Aim of the exercise: Write the listing out again word for word, skipping each picture.

Supplied data:

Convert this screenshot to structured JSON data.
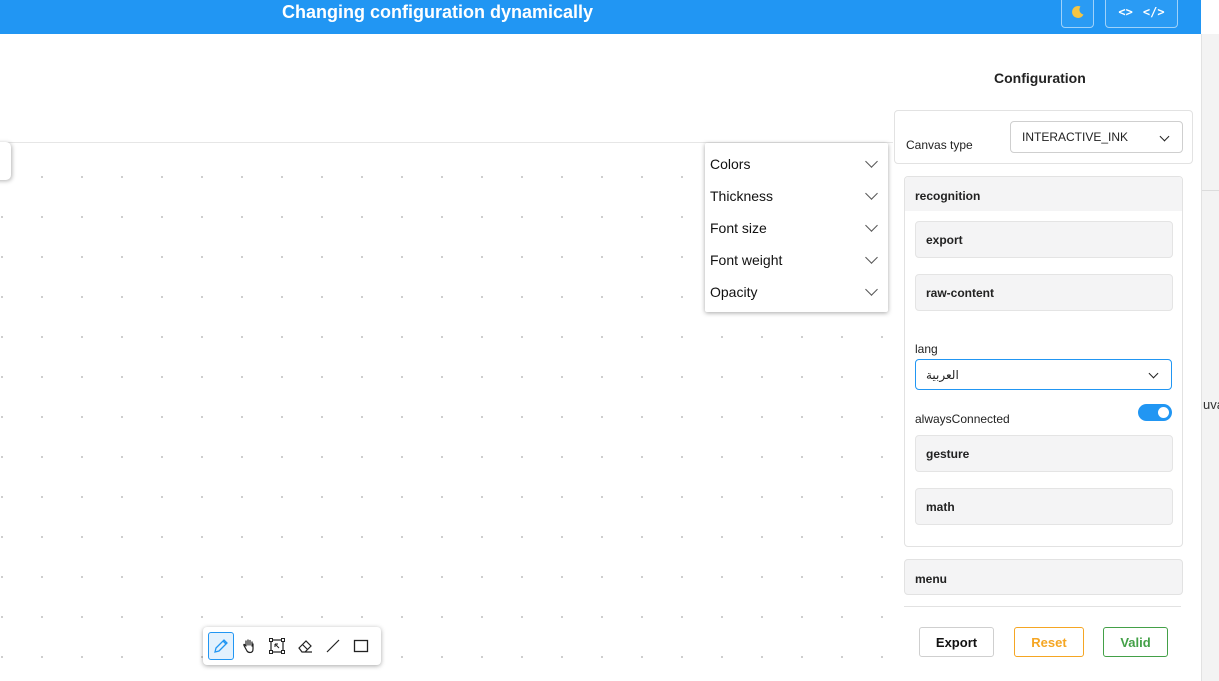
{
  "header": {
    "title": "Changing configuration dynamically",
    "theme_icon": "moon-icon",
    "code_toggle_left": "<>",
    "code_toggle_right": "</>"
  },
  "edge_text": "uva",
  "style_menu": {
    "items": [
      {
        "label": "Colors"
      },
      {
        "label": "Thickness"
      },
      {
        "label": "Font size"
      },
      {
        "label": "Font weight"
      },
      {
        "label": "Opacity"
      }
    ]
  },
  "config": {
    "title": "Configuration",
    "canvas_type": {
      "label": "Canvas type",
      "value": "INTERACTIVE_INK"
    },
    "recognition": {
      "title": "recognition",
      "export": "export",
      "raw_content": "raw-content",
      "lang_label": "lang",
      "lang_value": "العربية",
      "always_connected_label": "alwaysConnected",
      "always_connected": true,
      "gesture": "gesture",
      "math": "math"
    },
    "menu": {
      "title": "menu"
    }
  },
  "footer": {
    "export_label": "Export",
    "reset_label": "Reset",
    "valid_label": "Valid"
  },
  "toolbar": {
    "tools": [
      "pencil-icon",
      "hand-icon",
      "select-icon",
      "eraser-icon",
      "line-icon",
      "rectangle-icon"
    ],
    "active_tool": "pencil-icon"
  },
  "colors": {
    "accent": "#2196f3",
    "reset": "#f5a623",
    "valid": "#43a047"
  }
}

Completed exercise:
Convert this screenshot to structured JSON data.
{
  "header": {
    "title": "Changing configuration dynamically",
    "theme_icon": "moon-icon",
    "code_toggle_left": "<>",
    "code_toggle_right": "</>"
  },
  "edge_text": "uva",
  "style_menu": {
    "items": [
      {
        "label": "Colors"
      },
      {
        "label": "Thickness"
      },
      {
        "label": "Font size"
      },
      {
        "label": "Font weight"
      },
      {
        "label": "Opacity"
      }
    ]
  },
  "config": {
    "title": "Configuration",
    "canvas_type": {
      "label": "Canvas type",
      "value": "INTERACTIVE_INK"
    },
    "recognition": {
      "title": "recognition",
      "export": "export",
      "raw_content": "raw-content",
      "lang_label": "lang",
      "lang_value": "العربية",
      "always_connected_label": "alwaysConnected",
      "always_connected": true,
      "gesture": "gesture",
      "math": "math"
    },
    "menu": {
      "title": "menu"
    }
  },
  "footer": {
    "export_label": "Export",
    "reset_label": "Reset",
    "valid_label": "Valid"
  },
  "toolbar": {
    "tools": [
      "pencil-icon",
      "hand-icon",
      "select-icon",
      "eraser-icon",
      "line-icon",
      "rectangle-icon"
    ],
    "active_tool": "pencil-icon"
  },
  "colors": {
    "accent": "#2196f3",
    "reset": "#f5a623",
    "valid": "#43a047"
  }
}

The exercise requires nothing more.